[WORK TASK] The full listing, returned exactly and free of pictures, is the expected answer.

[AVAILABLE DATA]
——

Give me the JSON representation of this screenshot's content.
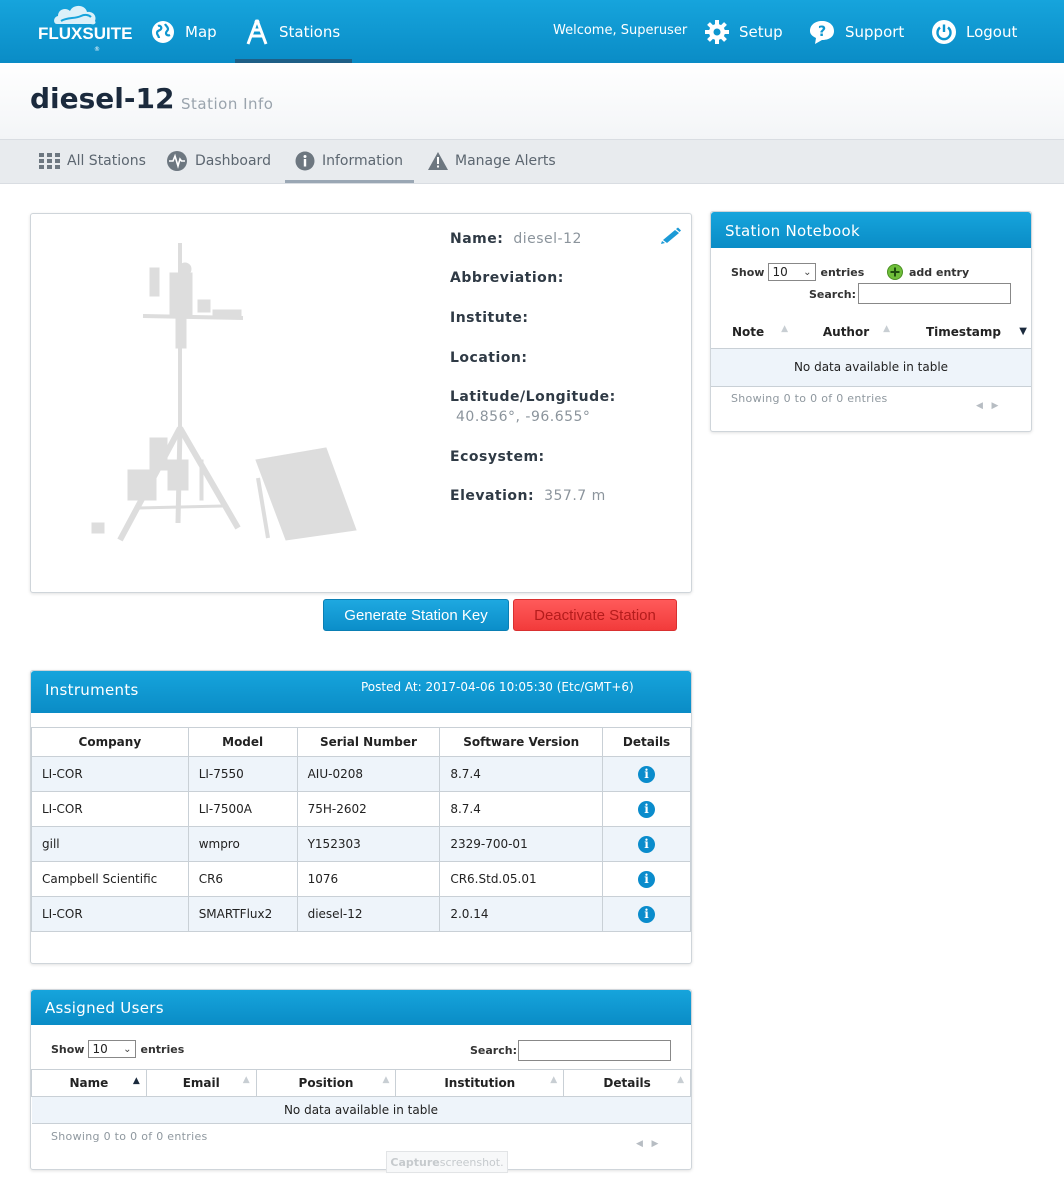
{
  "nav": {
    "logo": "FLUXSUITE",
    "logo_mark": "®",
    "map": "Map",
    "stations": "Stations",
    "welcome": "Welcome, Superuser",
    "setup": "Setup",
    "support": "Support",
    "logout": "Logout"
  },
  "page": {
    "title": "diesel-12",
    "subtitle": "Station Info"
  },
  "subnav": {
    "all_stations": "All Stations",
    "dashboard": "Dashboard",
    "information": "Information",
    "manage_alerts": "Manage Alerts"
  },
  "station": {
    "name_label": "Name:",
    "name_value": "diesel-12",
    "abbreviation_label": "Abbreviation:",
    "institute_label": "Institute:",
    "location_label": "Location:",
    "latlon_label": "Latitude/Longitude:",
    "latlon_value": "40.856°, -96.655°",
    "ecosystem_label": "Ecosystem:",
    "elevation_label": "Elevation:",
    "elevation_value": "357.7 m"
  },
  "buttons": {
    "generate_key": "Generate Station Key",
    "deactivate": "Deactivate Station"
  },
  "instruments": {
    "title": "Instruments",
    "posted_at": "Posted At: 2017-04-06 10:05:30 (Etc/GMT+6)",
    "headers": [
      "Company",
      "Model",
      "Serial Number",
      "Software Version",
      "Details"
    ],
    "rows": [
      [
        "LI-COR",
        "LI-7550",
        "AIU-0208",
        "8.7.4"
      ],
      [
        "LI-COR",
        "LI-7500A",
        "75H-2602",
        "8.7.4"
      ],
      [
        "gill",
        "wmpro",
        "Y152303",
        "2329-700-01"
      ],
      [
        "Campbell Scientific",
        "CR6",
        "1076",
        "CR6.Std.05.01"
      ],
      [
        "LI-COR",
        "SMARTFlux2",
        "diesel-12",
        "2.0.14"
      ]
    ],
    "info_glyph": "i"
  },
  "notebook": {
    "title": "Station Notebook",
    "show": "Show",
    "page_size": "10",
    "entries": "entries",
    "add_entry": "add entry",
    "search": "Search:",
    "headers": [
      "Note",
      "Author",
      "Timestamp"
    ],
    "empty": "No data available in table",
    "showing": "Showing 0 to 0 of 0 entries"
  },
  "users": {
    "title": "Assigned Users",
    "show": "Show",
    "page_size": "10",
    "entries": "entries",
    "search": "Search:",
    "headers": [
      "Name",
      "Email",
      "Position",
      "Institution",
      "Details"
    ],
    "empty": "No data available in table",
    "showing": "Showing 0 to 0 of 0 entries"
  },
  "watermark": {
    "bold": "Capture",
    "rest": " screenshot."
  },
  "colors": {
    "brand_blue": "#0d96cf",
    "danger_red": "#f24545"
  }
}
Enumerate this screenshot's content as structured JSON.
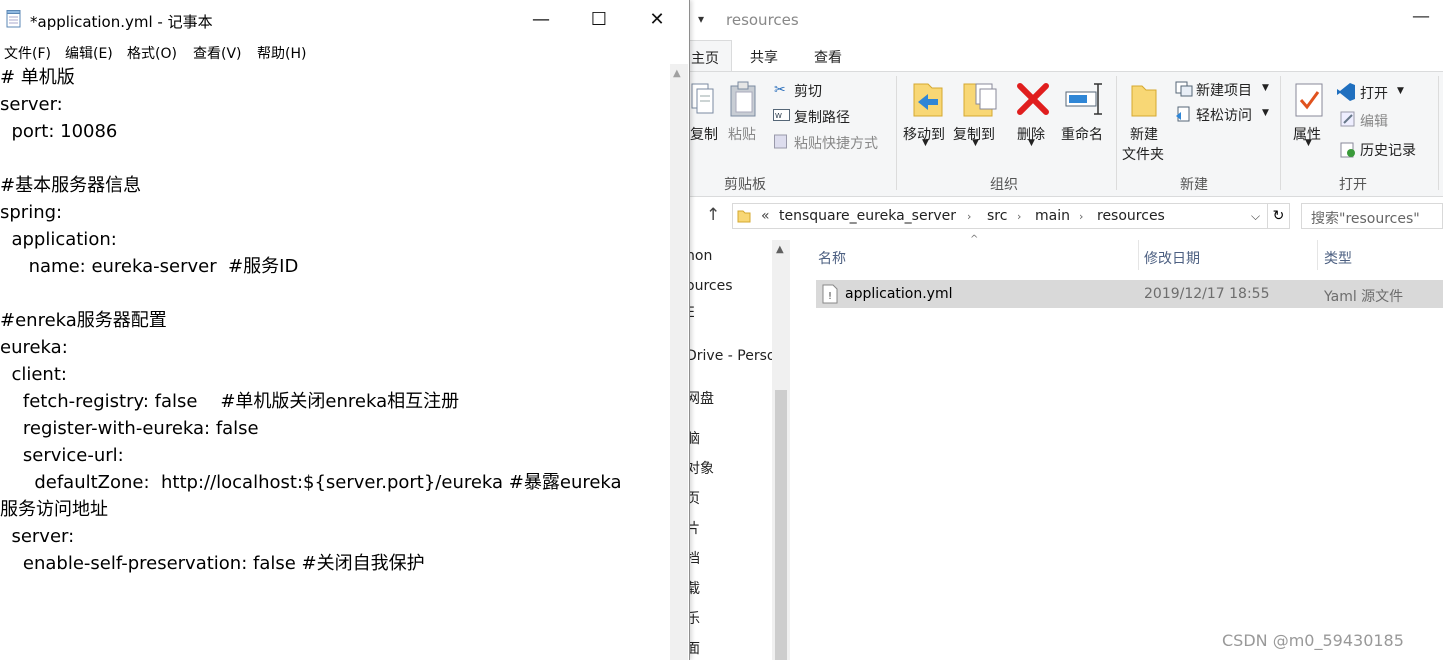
{
  "explorer": {
    "title": "resources",
    "tabs": [
      "主页",
      "共享",
      "查看"
    ],
    "ribbon": {
      "clipboard": {
        "copy": "复制",
        "paste": "粘贴",
        "cut": "剪切",
        "copy_path": "复制路径",
        "paste_shortcut": "粘贴快捷方式",
        "label": "剪贴板"
      },
      "organize": {
        "move_to": "移动到",
        "copy_to": "复制到",
        "delete": "删除",
        "rename": "重命名",
        "label": "组织"
      },
      "new": {
        "new_folder": "新建\n文件夹",
        "new_folder_line1": "新建",
        "new_folder_line2": "文件夹",
        "new_item": "新建项目",
        "easy_access": "轻松访问",
        "label": "新建"
      },
      "open": {
        "properties": "属性",
        "open": "打开",
        "edit": "编辑",
        "history": "历史记录",
        "label": "打开"
      }
    },
    "address": {
      "prefix": "«",
      "crumbs": [
        "tensquare_eureka_server",
        "src",
        "main",
        "resources"
      ],
      "search_placeholder": "搜索\"resources\""
    },
    "nav_items": [
      "hon",
      "ources",
      "E",
      "Drive - Perso",
      "网盘",
      "脑",
      "对象",
      "页",
      "片",
      "档",
      "载",
      "乐",
      "面"
    ],
    "columns": {
      "name": "名称",
      "modified": "修改日期",
      "type": "类型"
    },
    "files": [
      {
        "name": "application.yml",
        "modified": "2019/12/17 18:55",
        "type": "Yaml 源文件"
      }
    ]
  },
  "notepad": {
    "title": "*application.yml - 记事本",
    "menu": [
      "文件(F)",
      "编辑(E)",
      "格式(O)",
      "查看(V)",
      "帮助(H)"
    ],
    "content": "# 单机版\nserver:\n  port: 10086\n\n#基本服务器信息\nspring:\n  application:\n     name: eureka-server  #服务ID\n\n#enreka服务器配置\neureka:\n  client:\n    fetch-registry: false    #单机版关闭enreka相互注册\n    register-with-eureka: false\n    service-url:\n      defaultZone:  http://localhost:${server.port}/eureka #暴露eureka\n服务访问地址\n  server:\n    enable-self-preservation: false #关闭自我保护"
  },
  "watermark": "CSDN @m0_59430185",
  "colors": {
    "accent": "#0078d7",
    "selection": "#d9d9d9",
    "header_text": "#4d6082"
  }
}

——

[RESULT OF THIS EXERCISE]
Give me the JSON representation of this screenshot's content.
{
  "nav": {
    "logo": "FLUXSUITE",
    "logo_mark": "®",
    "map": "Map",
    "stations": "Stations",
    "welcome": "Welcome, Superuser",
    "setup": "Setup",
    "support": "Support",
    "logout": "Logout"
  },
  "page": {
    "title": "diesel-12",
    "subtitle": "Station Info"
  },
  "subnav": {
    "all_stations": "All Stations",
    "dashboard": "Dashboard",
    "information": "Information",
    "manage_alerts": "Manage Alerts"
  },
  "station": {
    "name_label": "Name:",
    "name_value": "diesel-12",
    "abbreviation_label": "Abbreviation:",
    "institute_label": "Institute:",
    "location_label": "Location:",
    "latlon_label": "Latitude/Longitude:",
    "latlon_value": "40.856°, -96.655°",
    "ecosystem_label": "Ecosystem:",
    "elevation_label": "Elevation:",
    "elevation_value": "357.7 m"
  },
  "buttons": {
    "generate_key": "Generate Station Key",
    "deactivate": "Deactivate Station"
  },
  "instruments": {
    "title": "Instruments",
    "posted_at": "Posted At: 2017-04-06 10:05:30 (Etc/GMT+6)",
    "headers": [
      "Company",
      "Model",
      "Serial Number",
      "Software Version",
      "Details"
    ],
    "rows": [
      [
        "LI-COR",
        "LI-7550",
        "AIU-0208",
        "8.7.4"
      ],
      [
        "LI-COR",
        "LI-7500A",
        "75H-2602",
        "8.7.4"
      ],
      [
        "gill",
        "wmpro",
        "Y152303",
        "2329-700-01"
      ],
      [
        "Campbell Scientific",
        "CR6",
        "1076",
        "CR6.Std.05.01"
      ],
      [
        "LI-COR",
        "SMARTFlux2",
        "diesel-12",
        "2.0.14"
      ]
    ],
    "info_glyph": "i"
  },
  "notebook": {
    "title": "Station Notebook",
    "show": "Show",
    "page_size": "10",
    "entries": "entries",
    "add_entry": "add entry",
    "search": "Search:",
    "headers": [
      "Note",
      "Author",
      "Timestamp"
    ],
    "empty": "No data available in table",
    "showing": "Showing 0 to 0 of 0 entries"
  },
  "users": {
    "title": "Assigned Users",
    "show": "Show",
    "page_size": "10",
    "entries": "entries",
    "search": "Search:",
    "headers": [
      "Name",
      "Email",
      "Position",
      "Institution",
      "Details"
    ],
    "empty": "No data available in table",
    "showing": "Showing 0 to 0 of 0 entries"
  },
  "watermark": {
    "bold": "Capture",
    "rest": " screenshot."
  },
  "colors": {
    "brand_blue": "#0d96cf",
    "danger_red": "#f24545"
  }
}
Enumerate this screenshot's content as structured JSON.
{
  "explorer": {
    "title": "resources",
    "tabs": [
      "主页",
      "共享",
      "查看"
    ],
    "ribbon": {
      "clipboard": {
        "copy": "复制",
        "paste": "粘贴",
        "cut": "剪切",
        "copy_path": "复制路径",
        "paste_shortcut": "粘贴快捷方式",
        "label": "剪贴板"
      },
      "organize": {
        "move_to": "移动到",
        "copy_to": "复制到",
        "delete": "删除",
        "rename": "重命名",
        "label": "组织"
      },
      "new": {
        "new_folder": "新建\n文件夹",
        "new_folder_line1": "新建",
        "new_folder_line2": "文件夹",
        "new_item": "新建项目",
        "easy_access": "轻松访问",
        "label": "新建"
      },
      "open": {
        "properties": "属性",
        "open": "打开",
        "edit": "编辑",
        "history": "历史记录",
        "label": "打开"
      }
    },
    "address": {
      "prefix": "«",
      "crumbs": [
        "tensquare_eureka_server",
        "src",
        "main",
        "resources"
      ],
      "search_placeholder": "搜索\"resources\""
    },
    "nav_items": [
      "hon",
      "ources",
      "E",
      "Drive - Perso",
      "网盘",
      "脑",
      "对象",
      "页",
      "片",
      "档",
      "载",
      "乐",
      "面"
    ],
    "columns": {
      "name": "名称",
      "modified": "修改日期",
      "type": "类型"
    },
    "files": [
      {
        "name": "application.yml",
        "modified": "2019/12/17 18:55",
        "type": "Yaml 源文件"
      }
    ]
  },
  "notepad": {
    "title": "*application.yml - 记事本",
    "menu": [
      "文件(F)",
      "编辑(E)",
      "格式(O)",
      "查看(V)",
      "帮助(H)"
    ],
    "content": "# 单机版\nserver:\n  port: 10086\n\n#基本服务器信息\nspring:\n  application:\n     name: eureka-server  #服务ID\n\n#enreka服务器配置\neureka:\n  client:\n    fetch-registry: false    #单机版关闭enreka相互注册\n    register-with-eureka: false\n    service-url:\n      defaultZone:  http://localhost:${server.port}/eureka #暴露eureka\n服务访问地址\n  server:\n    enable-self-preservation: false #关闭自我保护"
  },
  "watermark": "CSDN @m0_59430185",
  "colors": {
    "accent": "#0078d7",
    "selection": "#d9d9d9",
    "header_text": "#4d6082"
  }
}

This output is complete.